"I don't think Clinton needs to do anything in particular in order to goad Trump into displaying his un-presidential temperament. He is very likely to do that of his own accord," said Ian MacMullen, who teaches political science at Washington University in St. Louis, which will host an upcoming debate.
"The challenge for Clinton is not, therefore, how to get Trump to show himself in a negative light, but how to present herself to [the] audience. Put simply, she should try to be relaxed, positive, funny, and likable ... perhaps even a little self-deprecating," MacMullen said via email.
Neither Clinton nor Trump representatives would comment on the record about the psychological aspects of the three debates, but MacMullen said the element of surprise may be key: "I expect Trump to say something in the first few minutes that is intended to throw the whole debate in some unexpected direction," he said — perhaps dropping some new bombshell "truth" about Clinton's health, emails or family foundation:
"Clinton must simply strive not to be thrown by whatever stunt Trump pulls. Don't get angry or flustered. Laugh off his more ridiculous provocations, quickly state her basic position on the question, and then get back to an upbeat and confident presentation of her views."
While Trump is apparently capable of letting jokes about his hair care slide, he's gotten huffy about other things — his net worth, his career, how he talks about women. He's (sort of) apologized for some and flamed critics on others.
With the polls tight, the stakes are high, so both candidates will presumably be on their best behavior Monday.
That doesn't mean they're immune to attack — and both have weak spots.
"Clearly, Mr. Trump is most sensitive about his record as a businessman — it's the core of his brand and a source of great pride for his family," said Michael Caputo, a former Trump campaign aide.
"Attack failed ventures, you get a Trump Steaks press conference. Attack Trump University, you get counterattacks on the judge," he said. "If I were advising Clinton, I'd tell her to go after his business acumen. If I were advising Trump, I'd tell him to expect [Clinton to make] inaccurate and unfair attacks on his businesses — and [not] go off the rails when she does."
Said Caputo: Trump's "answer when he's most frustrated and boiling over after an attack on his business: 'There she goes again, lying to America. She lies about [her] emails, she lies about her pay-to-play foundation, she lies about her [health]. ... You sure can't believe her now or in the White House.'"

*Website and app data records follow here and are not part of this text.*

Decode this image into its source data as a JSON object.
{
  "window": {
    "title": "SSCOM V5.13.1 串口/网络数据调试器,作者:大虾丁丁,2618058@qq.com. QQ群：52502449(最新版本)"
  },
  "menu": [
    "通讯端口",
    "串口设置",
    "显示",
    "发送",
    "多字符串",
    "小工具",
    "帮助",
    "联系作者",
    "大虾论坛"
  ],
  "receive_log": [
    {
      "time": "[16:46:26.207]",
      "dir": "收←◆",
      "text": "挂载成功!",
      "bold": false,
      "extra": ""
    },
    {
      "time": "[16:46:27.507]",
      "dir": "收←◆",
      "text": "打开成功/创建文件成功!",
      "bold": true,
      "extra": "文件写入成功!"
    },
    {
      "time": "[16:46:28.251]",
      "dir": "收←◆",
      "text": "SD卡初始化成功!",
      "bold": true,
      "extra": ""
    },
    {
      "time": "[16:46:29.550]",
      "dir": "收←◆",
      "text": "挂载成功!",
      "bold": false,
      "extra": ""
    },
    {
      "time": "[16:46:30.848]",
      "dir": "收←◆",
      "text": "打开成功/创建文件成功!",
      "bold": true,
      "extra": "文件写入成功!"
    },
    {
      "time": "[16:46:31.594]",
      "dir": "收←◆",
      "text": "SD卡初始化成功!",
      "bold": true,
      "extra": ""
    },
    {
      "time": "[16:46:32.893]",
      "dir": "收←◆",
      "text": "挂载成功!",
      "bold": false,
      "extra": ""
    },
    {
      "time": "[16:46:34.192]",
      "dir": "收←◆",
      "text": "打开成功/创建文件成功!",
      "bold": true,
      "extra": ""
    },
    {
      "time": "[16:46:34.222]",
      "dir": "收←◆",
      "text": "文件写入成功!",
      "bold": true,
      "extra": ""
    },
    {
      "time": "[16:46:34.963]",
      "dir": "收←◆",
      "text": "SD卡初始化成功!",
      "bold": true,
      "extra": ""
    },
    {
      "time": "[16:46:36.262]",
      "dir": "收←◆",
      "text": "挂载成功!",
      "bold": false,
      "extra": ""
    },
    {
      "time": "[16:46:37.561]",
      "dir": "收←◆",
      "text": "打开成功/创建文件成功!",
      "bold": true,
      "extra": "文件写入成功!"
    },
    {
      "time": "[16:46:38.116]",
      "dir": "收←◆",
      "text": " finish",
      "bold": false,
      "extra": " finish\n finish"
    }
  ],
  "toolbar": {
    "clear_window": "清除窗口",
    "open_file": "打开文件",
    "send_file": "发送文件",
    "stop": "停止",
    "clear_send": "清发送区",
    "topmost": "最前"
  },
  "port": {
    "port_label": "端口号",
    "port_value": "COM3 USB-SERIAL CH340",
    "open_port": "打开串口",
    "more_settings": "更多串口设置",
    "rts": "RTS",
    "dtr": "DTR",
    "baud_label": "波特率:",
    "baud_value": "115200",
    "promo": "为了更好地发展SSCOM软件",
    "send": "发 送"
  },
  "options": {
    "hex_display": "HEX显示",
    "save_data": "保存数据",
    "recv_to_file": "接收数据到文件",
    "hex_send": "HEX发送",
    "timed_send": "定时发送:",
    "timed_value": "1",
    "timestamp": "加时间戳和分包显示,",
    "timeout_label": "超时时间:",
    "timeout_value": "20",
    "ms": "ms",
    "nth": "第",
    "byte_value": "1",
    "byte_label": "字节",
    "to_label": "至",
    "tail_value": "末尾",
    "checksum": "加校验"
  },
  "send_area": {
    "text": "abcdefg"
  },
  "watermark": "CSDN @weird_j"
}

Then, Caputo said, if Trump doesn't want to appear rattled, he's got to "pivot to an attack."
Bottom line, "If you're explaining a casino bankruptcy," Caputo said, "you're losing."